- **Assignment**
Apart from the images, repeat the data below exactly as written.

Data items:
* * * * * * * * *

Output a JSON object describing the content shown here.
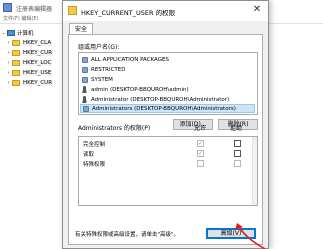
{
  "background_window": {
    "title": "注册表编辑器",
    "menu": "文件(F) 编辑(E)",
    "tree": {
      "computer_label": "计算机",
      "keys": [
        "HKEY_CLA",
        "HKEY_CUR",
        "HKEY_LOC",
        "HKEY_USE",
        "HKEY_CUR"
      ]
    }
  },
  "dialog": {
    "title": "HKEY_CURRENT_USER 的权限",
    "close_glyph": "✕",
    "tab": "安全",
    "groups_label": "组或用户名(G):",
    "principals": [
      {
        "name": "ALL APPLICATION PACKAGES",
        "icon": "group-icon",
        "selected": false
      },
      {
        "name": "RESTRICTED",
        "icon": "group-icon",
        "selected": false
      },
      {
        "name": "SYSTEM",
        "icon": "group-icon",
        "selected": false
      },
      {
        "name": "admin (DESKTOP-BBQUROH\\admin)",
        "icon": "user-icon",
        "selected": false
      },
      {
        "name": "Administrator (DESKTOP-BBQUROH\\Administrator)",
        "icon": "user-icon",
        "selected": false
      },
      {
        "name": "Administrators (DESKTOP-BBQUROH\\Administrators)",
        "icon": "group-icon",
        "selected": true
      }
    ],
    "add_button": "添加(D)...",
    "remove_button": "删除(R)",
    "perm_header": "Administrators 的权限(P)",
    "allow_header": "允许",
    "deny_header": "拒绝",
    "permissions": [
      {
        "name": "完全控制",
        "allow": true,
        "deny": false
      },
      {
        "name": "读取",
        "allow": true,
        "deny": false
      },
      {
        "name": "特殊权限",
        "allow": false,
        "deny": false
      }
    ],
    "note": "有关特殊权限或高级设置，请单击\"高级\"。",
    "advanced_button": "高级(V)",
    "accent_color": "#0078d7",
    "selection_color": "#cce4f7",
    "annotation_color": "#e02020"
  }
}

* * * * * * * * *

- **Solved problem**
Output a JSON object describing the content shown here.
{
  "background_window": {
    "title": "注册表编辑器",
    "menu": "文件(F) 编辑(E)",
    "tree": {
      "computer_label": "计算机",
      "keys": [
        "HKEY_CLA",
        "HKEY_CUR",
        "HKEY_LOC",
        "HKEY_USE",
        "HKEY_CUR"
      ]
    }
  },
  "dialog": {
    "title": "HKEY_CURRENT_USER 的权限",
    "close_glyph": "✕",
    "tab": "安全",
    "groups_label": "组或用户名(G):",
    "principals": [
      {
        "name": "ALL APPLICATION PACKAGES",
        "icon": "group-icon",
        "selected": false
      },
      {
        "name": "RESTRICTED",
        "icon": "group-icon",
        "selected": false
      },
      {
        "name": "SYSTEM",
        "icon": "group-icon",
        "selected": false
      },
      {
        "name": "admin (DESKTOP-BBQUROH\\admin)",
        "icon": "user-icon",
        "selected": false
      },
      {
        "name": "Administrator (DESKTOP-BBQUROH\\Administrator)",
        "icon": "user-icon",
        "selected": false
      },
      {
        "name": "Administrators (DESKTOP-BBQUROH\\Administrators)",
        "icon": "group-icon",
        "selected": true
      }
    ],
    "add_button": "添加(D)...",
    "remove_button": "删除(R)",
    "perm_header": "Administrators 的权限(P)",
    "allow_header": "允许",
    "deny_header": "拒绝",
    "permissions": [
      {
        "name": "完全控制",
        "allow": true,
        "deny": false
      },
      {
        "name": "读取",
        "allow": true,
        "deny": false
      },
      {
        "name": "特殊权限",
        "allow": false,
        "deny": false
      }
    ],
    "note": "有关特殊权限或高级设置，请单击\"高级\"。",
    "advanced_button": "高级(V)",
    "accent_color": "#0078d7",
    "selection_color": "#cce4f7",
    "annotation_color": "#e02020"
  }
}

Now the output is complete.